December 23, 2022 / Netflix
Starring: Adam Driver, Greta Gerwig, Raffey Cassidy, André Benjamin, Alessandro Nivola, Jodie Turner-Smith, Don Cheadle
Directed By: Noah Baumbach
At once hilarious and horrifying, lyrical and absurd, ordinary and apocalyptic, White Noise dramatizes a contemporary American family's attempts to deal with the mundane conflicts of everyday life while grappling with the universal mysteries of love, death, and the possibility of happiness in an uncertain world.
Written By Darren
Rating 2 out of 5
White Noise is full of interesting ideas as it tackles fear of death, health crises and academia that despite having the always great Adam Driver leading the film, it is going to be a film that you either love or hate.
Noah Baumbach has such an unique voice as a writer and director, heavily influenced from his days writing for Wes Anderson, that instantly lets the audience know that this is a Baumbach film. His previous film, Marriage Story, was one of the most beautiful and heartbreaking portrayals of love and divorce that has ever been captured on screen, which had many people eagerly awaiting his next film. For his latest film, Baumbach adapts Don DeLillo’s novel that follows an American family grappling with mundane conflicts, exasperated by a train crash that spills chemical waste resulting in the “Airborne Toxic Event” which threatens their entire town’s health and safety.

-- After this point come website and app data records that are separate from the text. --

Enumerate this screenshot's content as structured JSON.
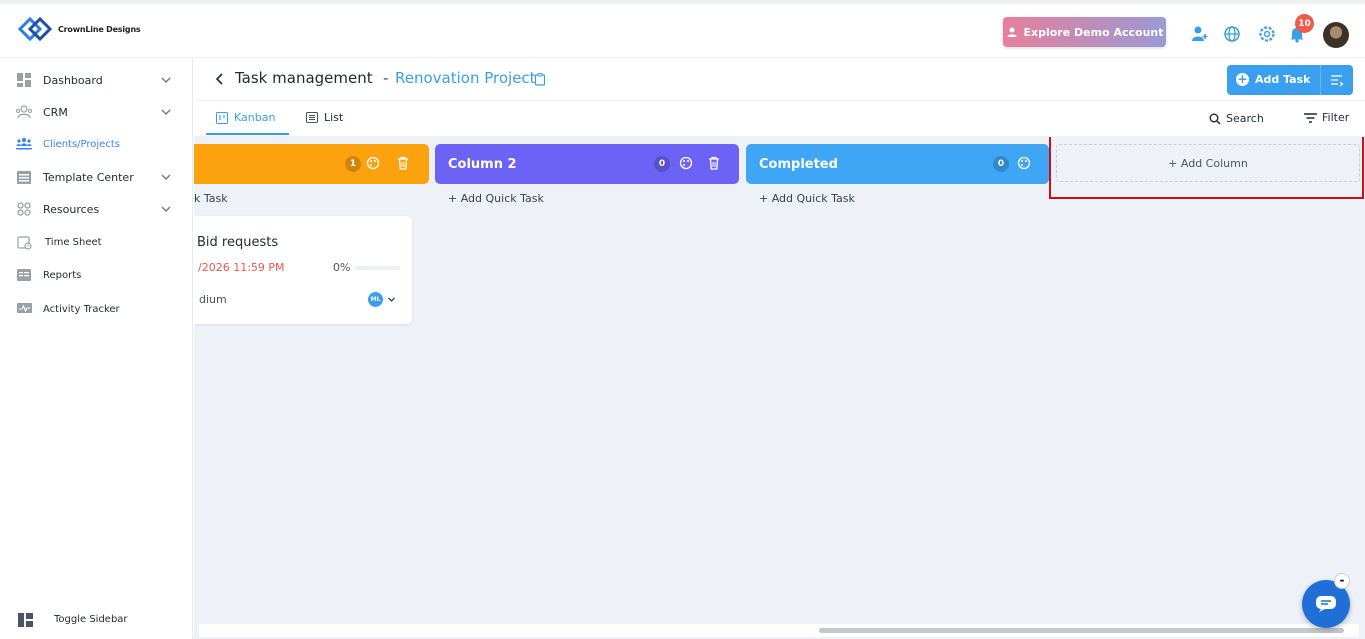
{
  "brand": {
    "name": "CrownLine Designs"
  },
  "topbar": {
    "demo_button": "Explore Demo Account",
    "notification_count": "10",
    "icons": [
      "add-user-icon",
      "globe-icon",
      "settings-icon",
      "bell-icon"
    ]
  },
  "sidebar": {
    "items": [
      {
        "label": "Dashboard",
        "icon": "dashboard-icon",
        "has_chevron": true
      },
      {
        "label": "CRM",
        "icon": "crm-icon",
        "has_chevron": true
      },
      {
        "label": "Clients/Projects",
        "icon": "clients-icon",
        "has_chevron": false,
        "active": true
      },
      {
        "label": "Template Center",
        "icon": "template-icon",
        "has_chevron": true
      },
      {
        "label": "Resources",
        "icon": "resources-icon",
        "has_chevron": true
      },
      {
        "label": "Time Sheet",
        "icon": "timesheet-icon",
        "has_chevron": false
      },
      {
        "label": "Reports",
        "icon": "reports-icon",
        "has_chevron": false
      },
      {
        "label": "Activity Tracker",
        "icon": "activity-icon",
        "has_chevron": false
      }
    ],
    "toggle_label": "Toggle Sidebar"
  },
  "header": {
    "title": "Task management",
    "separator": "-",
    "project": "Renovation Project",
    "add_task_label": "Add Task"
  },
  "tabs": {
    "kanban": "Kanban",
    "list": "List",
    "search": "Search",
    "filter": "Filter"
  },
  "board": {
    "columns": [
      {
        "title": "",
        "count": "1",
        "color": "#fda20f",
        "quick_add": "k Task"
      },
      {
        "title": "Column 2",
        "count": "0",
        "color": "#6c63f6",
        "quick_add": "+ Add Quick Task"
      },
      {
        "title": "Completed",
        "count": "0",
        "color": "#3ea6f4",
        "quick_add": "+ Add Quick Task"
      }
    ],
    "add_column_label": "+ Add Column",
    "task": {
      "title": "Bid requests",
      "due": "/2026 11:59 PM",
      "progress_label": "0%",
      "progress": 0,
      "priority": "dium",
      "assignee_initials": "ML"
    }
  },
  "colors": {
    "accent": "#3b9fe6",
    "highlight": "#d10e15",
    "due_date": "#e8574f"
  }
}
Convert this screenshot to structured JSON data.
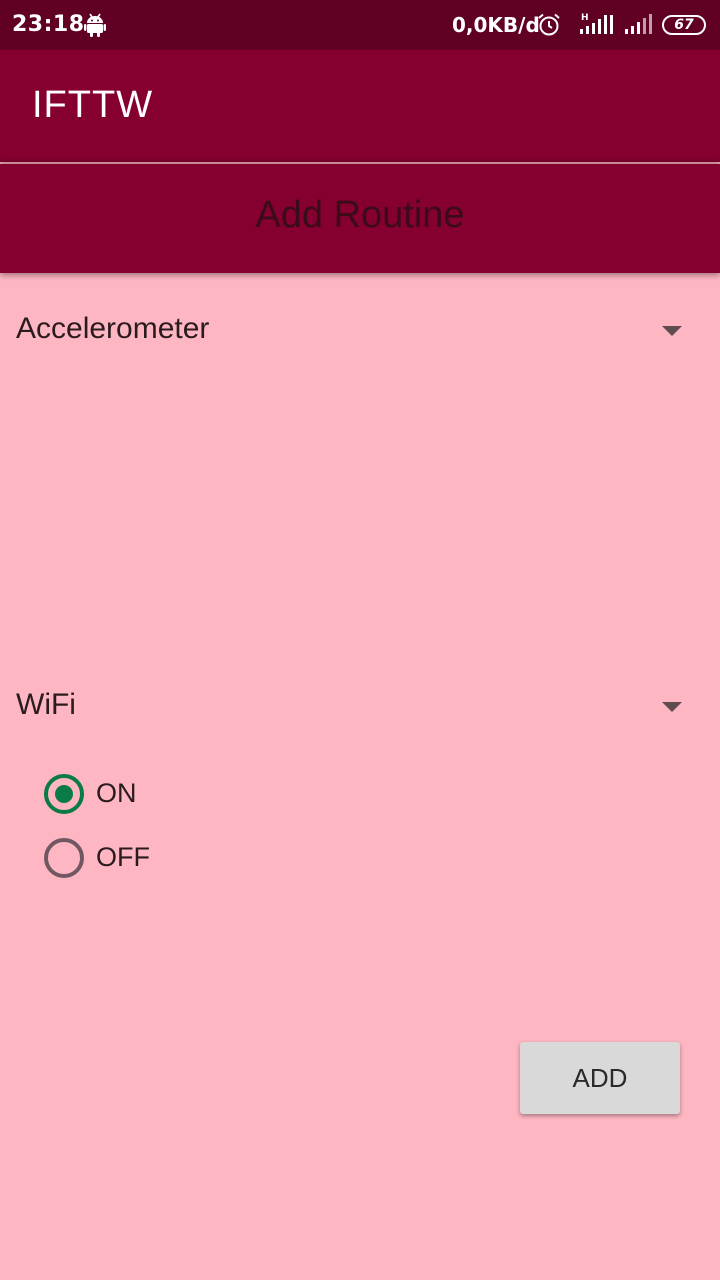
{
  "status_bar": {
    "time": "23:18",
    "net_speed": "0,0KB/d",
    "battery": "67",
    "signal_label": "H",
    "icons": [
      "android-icon",
      "alarm-icon",
      "signal-icon",
      "signal-icon",
      "battery-icon"
    ]
  },
  "app_bar": {
    "title": "IFTTW"
  },
  "header": {
    "title": "Add Routine"
  },
  "trigger_spinner": {
    "selected": "Accelerometer"
  },
  "action_spinner": {
    "selected": "WiFi"
  },
  "wifi_radio": {
    "options": [
      {
        "label": "ON",
        "checked": true
      },
      {
        "label": "OFF",
        "checked": false
      }
    ]
  },
  "add_button": {
    "label": "ADD"
  },
  "colors": {
    "status_bar": "#5f0024",
    "app_bar": "#850031",
    "background": "#ffb6c3",
    "radio_checked": "#0a7a46",
    "button": "#d9d9d9"
  }
}
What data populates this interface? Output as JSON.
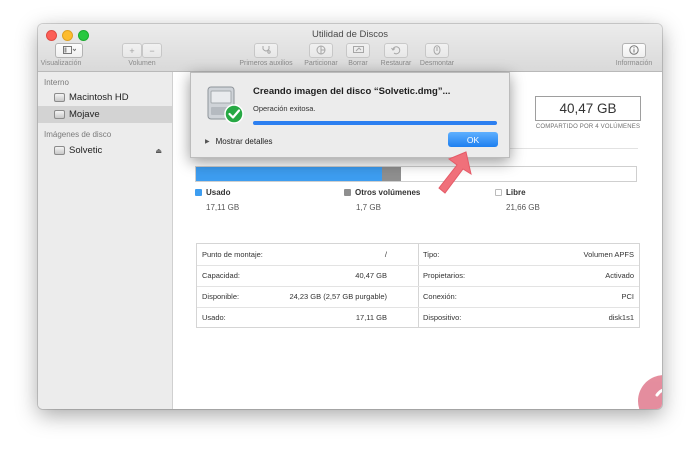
{
  "window": {
    "title": "Utilidad de Discos"
  },
  "toolbar": {
    "view_label": "Visualización",
    "volume_label": "Volumen",
    "first_aid_label": "Primeros auxilios",
    "partition_label": "Particionar",
    "erase_label": "Borrar",
    "restore_label": "Restaurar",
    "unmount_label": "Desmontar",
    "info_label": "Información",
    "add_symbol": "+",
    "remove_symbol": "−"
  },
  "sidebar": {
    "internal_header": "Interno",
    "internal_items": [
      {
        "label": "Macintosh HD",
        "selected": false
      },
      {
        "label": "Mojave",
        "selected": true
      }
    ],
    "images_header": "Imágenes de disco",
    "image_items": [
      {
        "label": "Solvetic",
        "ejectable": true
      }
    ],
    "eject_symbol": "⏏"
  },
  "volume": {
    "capacity": "40,47 GB",
    "capacity_caption": "COMPARTIDO POR 4 VOLÚMENES"
  },
  "usage": {
    "used": {
      "label": "Usado",
      "value": "17,11 GB",
      "color": "#3d9df0",
      "fraction": 0.4228
    },
    "other": {
      "label": "Otros volúmenes",
      "value": "1,7 GB",
      "color": "#8f8f8f",
      "fraction": 0.042
    },
    "free": {
      "label": "Libre",
      "value": "21,66 GB",
      "color": "#ffffff"
    }
  },
  "info": {
    "rows": [
      {
        "key1": "Punto de montaje:",
        "val1": "/",
        "key2": "Tipo:",
        "val2": "Volumen APFS"
      },
      {
        "key1": "Capacidad:",
        "val1": "40,47 GB",
        "key2": "Propietarios:",
        "val2": "Activado"
      },
      {
        "key1": "Disponible:",
        "val1": "24,23 GB (2,57 GB purgable)",
        "key2": "Conexión:",
        "val2": "PCI"
      },
      {
        "key1": "Usado:",
        "val1": "17,11 GB",
        "key2": "Dispositivo:",
        "val2": "disk1s1"
      }
    ]
  },
  "dialog": {
    "title": "Creando imagen del disco “Solvetic.dmg”...",
    "status": "Operación exitosa.",
    "progress_fraction": 1.0,
    "details_label": "Mostrar detalles",
    "ok_label": "OK"
  },
  "colors": {
    "accent": "#2c7ff0",
    "arrow": "#f0707a",
    "success": "#27a844"
  }
}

Being a black comedy, the film has a warped sense of humour with its satirical approach to the themes being explored in the film. Some of the comedic moments of the film are absolutely hilarious, guaranteed to have you laughing uncontrollably, but many of them fall flat as it is not always clear the intention behind the joke. The mocking of academia is scathing, as the film gives the professors the most absurd subject matters to study. Whether it be Adam Driver’s character who is the leading expert on Hitler, or Don Cheadle’s drive to be the leading expert on Elvis Presley, the screenplay never for a second hides DeLillo’s commentary on academia. At the same time, the film explores the fear of death through Driver and Greta Gerwig’s characters, both who are obsessed with the fear of dying, going to extreme lengths to prevent their passing despite neither of them having a reason to be fearful for their life. Even when there is a real threat to their lives, neither of them seem that phased, playing into the story’s view on the media and misinformation. It is a surprisingly relevant insight in today’s world given the amount of misinformation and the ease that it is spread, given that the original novel was published back in 1985.
But while the film has so many great themes and ideas to play with, it feels like there is too much going on throughout. The screenplay spends time jumping from idea to idea, causing the film to lack a central focus as we follow this family as Baumbach tries to evoke the Spielbergian feel of the 80s, and while the intent to evoke this feeling is there, that heart that Baumbach tries to evoke is absent. It will work for some viewers, but for more general audiences, they are bound to be bored by the film. I checked my watch at least three times during the movie to see how much time was left, and I honestly don’t remember the last time I did that during a movie. The two hour and fifteen minute run time is just too much for this film. Even the musical number that closes the film, with an original song by Danny Elfman that may just be the most bizarre thing he has ever done, failed to excite me, which for anyone who knows me is a sign of alarm as I am a sucker for musical numbers.
No blame for my dissatisfaction with the film can be put on the cast, especially Driver and Gerwig who are both terrific in their roles. Both of them portray extremely quirky characters, and the ease in which they capture the uniqueness of their characters and bring Baumbach’s screenplay to life is a testament to their talent as actors. Having both worked with Baumbach before, you can feel the trust between Driver, Gerwig and Baumbach which allows their performances to inhabit a life of their own, that is unfortunately not matched by the screenplay.
Sometimes a film just does not connect as it should, and even though some critics are enjoying this film, it is more likely than not that this film will miss the mark with audiences despite the talent involved in it. While it has some truly hilarious moments and plays around with some interesting ideas, White Noise succumbs to a screenplay that cannot tell a cohesive narrative to match the talent both in front of and behind the camera.